Default judgments occasionally occur, and sometimes they may be set-aside or vacated by the court. There are several statutory grounds for a judgment debtor to get a default vacated. But what happens in the default judgment concerns title to real property? If there is a default judgment in the chain of title, potential buyers need to take notice and may need to consult a real estate attorney. There is a possibility that the judgment could be vacated, and the result would affect the buyer’s title. A question arises – is the potential buyer a bona fide purchaser for value, who may rely on the recorded judgment? And what are the limits to vacating the default?
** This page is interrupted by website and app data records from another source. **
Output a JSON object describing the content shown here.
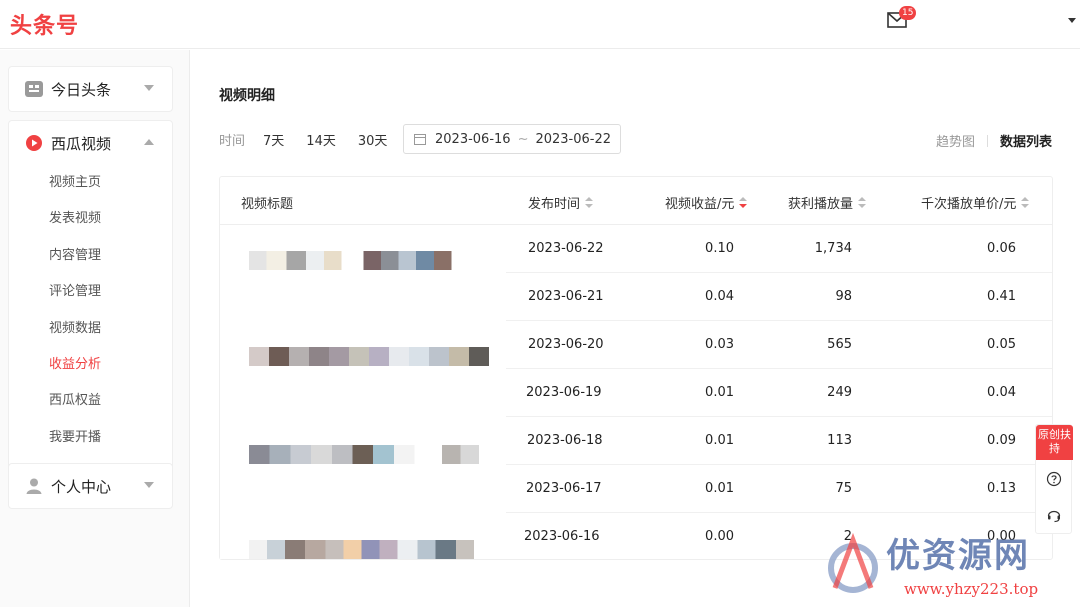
{
  "header": {
    "logo": "头条号",
    "mail_badge": "15"
  },
  "sidebar": {
    "groups": [
      {
        "label": "今日头条",
        "expanded": false
      },
      {
        "label": "西瓜视频",
        "expanded": true,
        "items": [
          "视频主页",
          "发表视频",
          "内容管理",
          "评论管理",
          "视频数据",
          "收益分析",
          "西瓜权益",
          "我要开播"
        ],
        "active": "收益分析"
      },
      {
        "label": "个人中心",
        "expanded": false
      }
    ]
  },
  "main": {
    "title": "视频明细",
    "filter_label": "时间",
    "range_options": [
      "7天",
      "14天",
      "30天"
    ],
    "date_start": "2023-06-16",
    "date_sep": "~",
    "date_end": "2023-06-22",
    "view_trend": "趋势图",
    "view_list": "数据列表",
    "columns": [
      "视频标题",
      "发布时间",
      "视频收益/元",
      "获利播放量",
      "千次播放单价/元"
    ],
    "rows": [
      {
        "date": "2023-06-22",
        "income": "0.10",
        "plays": "1,734",
        "cpm": "0.06"
      },
      {
        "date": "2023-06-21",
        "income": "0.04",
        "plays": "98",
        "cpm": "0.41"
      },
      {
        "date": "2023-06-20",
        "income": "0.03",
        "plays": "565",
        "cpm": "0.05"
      },
      {
        "date": "2023-06-19",
        "income": "0.01",
        "plays": "249",
        "cpm": "0.04"
      },
      {
        "date": "2023-06-18",
        "income": "0.01",
        "plays": "113",
        "cpm": "0.09"
      },
      {
        "date": "2023-06-17",
        "income": "0.01",
        "plays": "75",
        "cpm": "0.13"
      },
      {
        "date": "2023-06-16",
        "income": "0.00",
        "plays": "2",
        "cpm": "0.00"
      }
    ]
  },
  "float": {
    "original": "原创扶持"
  },
  "watermark": {
    "text": "优资源网",
    "url": "www.yhzy223.top"
  },
  "colors": {
    "accent": "#f04142"
  },
  "icons": [
    "mail-icon",
    "help-icon",
    "headset-icon",
    "calendar-icon"
  ]
}
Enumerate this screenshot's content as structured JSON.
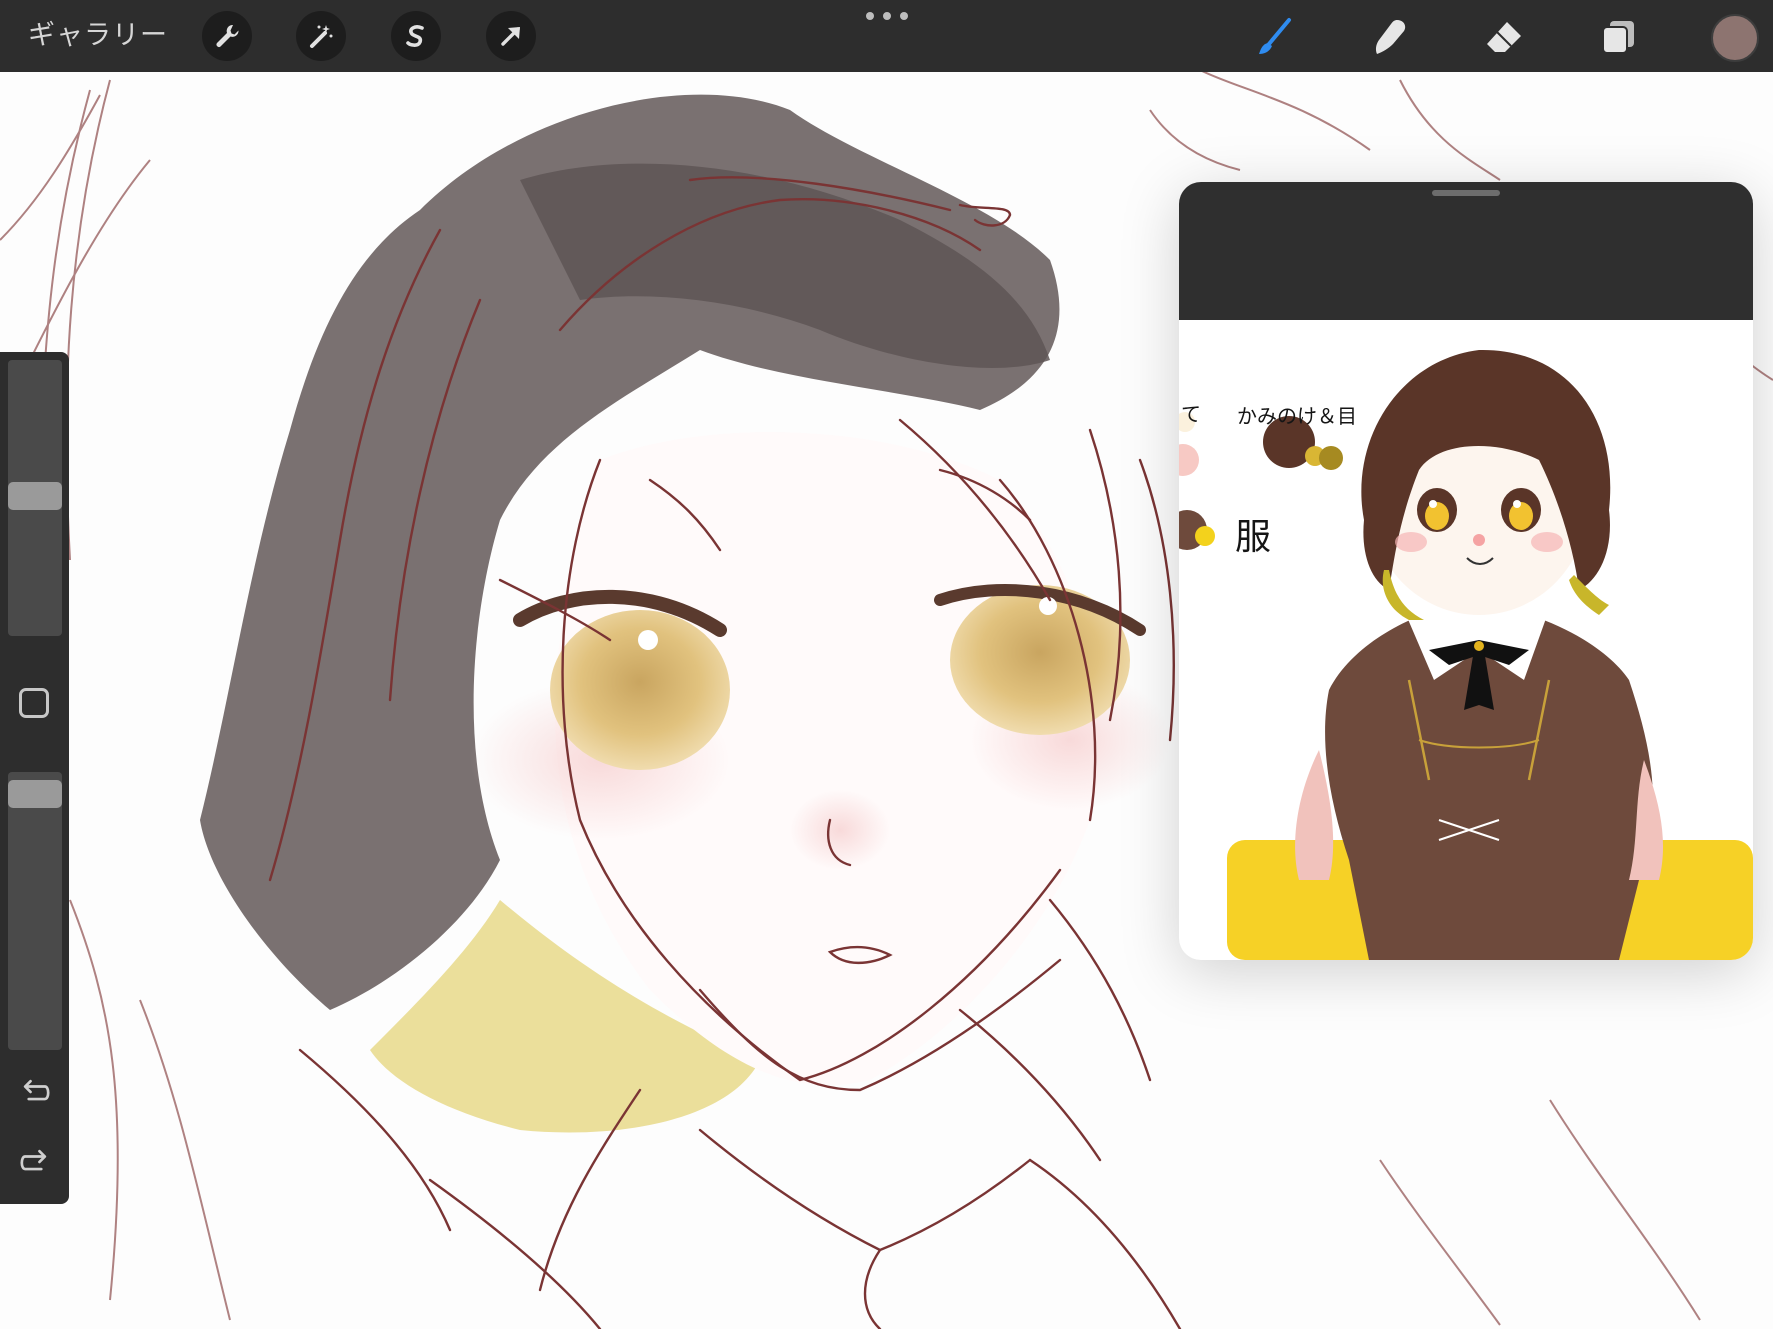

Those are questions learned the hard way by a disappointed buyer in a recent decision.
In OC Interior Services, Inc. (OCI) vs. Nationstar Mortgage Inc., OC purchased real property knowing about a recorded default judgment in the chain of title. The default judgment nullified the appellant’s deed of trust. It started when the original owner obtained a $2 million loan on a property in Silverado, California. He filed a lawsuit to cancel the deed of trust and snuck in a default judgment. OCI paid $750,000 for the property, knowing that it was worth $1.5 million. OCI was aware of the issue; it obtained title insurance for $937,500- over $150 thousand more than the purchase price! Before OCI purchased the property it asked its title insurer “‘what happens if this [default judgment] gets appealed?’ And they said, ‘That’s why you have title insurance.’ ”
The original lender got the default judgment vacated and proceeded to foreclose. OCI filed this lawsuit. OCI claimed that it qualified as a bona fide purchaser for value, relying on the recorded default judgment showing that the deed of trust had been wiped out. The court of appeals did not agree.
The default judgment was later adjudicated as void. The question presented is whether OCI, a purported bona fide purchaser for value, took title to the property subject to appellants’ lien.
OCI claims that it relied on the default judgment showing that the First deed of trust (“DOT”) had been vacated and that title to the property passed to it free of the First DOT. Appellants, on the other hand, contend that the void default judgment is a nullity for all purposes and, as a matter of law, the title did not pass to OCI free of the First DOT.
The court pointed out that the law is clear on void judgments. A judgment absolutely void may be attacked anywhere, directly or collaterally whenever it presents itself, either by parties or strangers. It is simply a nullity and can be neither a basis nor evidence of any right whatever. A void judgment [or order] is, in legal effect, no judgment. By it no rights are divested. From it no rights can be obtained. Being worthless in itself, all proceedings founded upon it are equally worthless. It neither binds nor bars anyone.
It is equally clear that a bona fide purchaser for value who acquires his interest in real property without notice of another’s asserted rights in the property takes the property free of such unknown rights. The elements of a bona fide purchase are payment of value, in good faith, and without actual or constructive notice of another’s rights. A person generally has ‘notice’ of a particular fact if that person has knowledge of circumstances which, upon reasonable inquiry, would lead to that particular fact.
The court concluded that OCI was wrong, the void judgment in the chain of title had the effect of nullifying subsequent transfers, including a transfer to a purported bona fide purchaser. This finding conforms to the Restatement (First of Judgments) which states:
“Where there has been a void judgment which purported to transfer a property interest, a person who purchases the property is not protected and the person against whom the judgment was rendered is entitled to equitable relief against him.” (Rest.1st Judgments, § 115, com. j, p. 561.)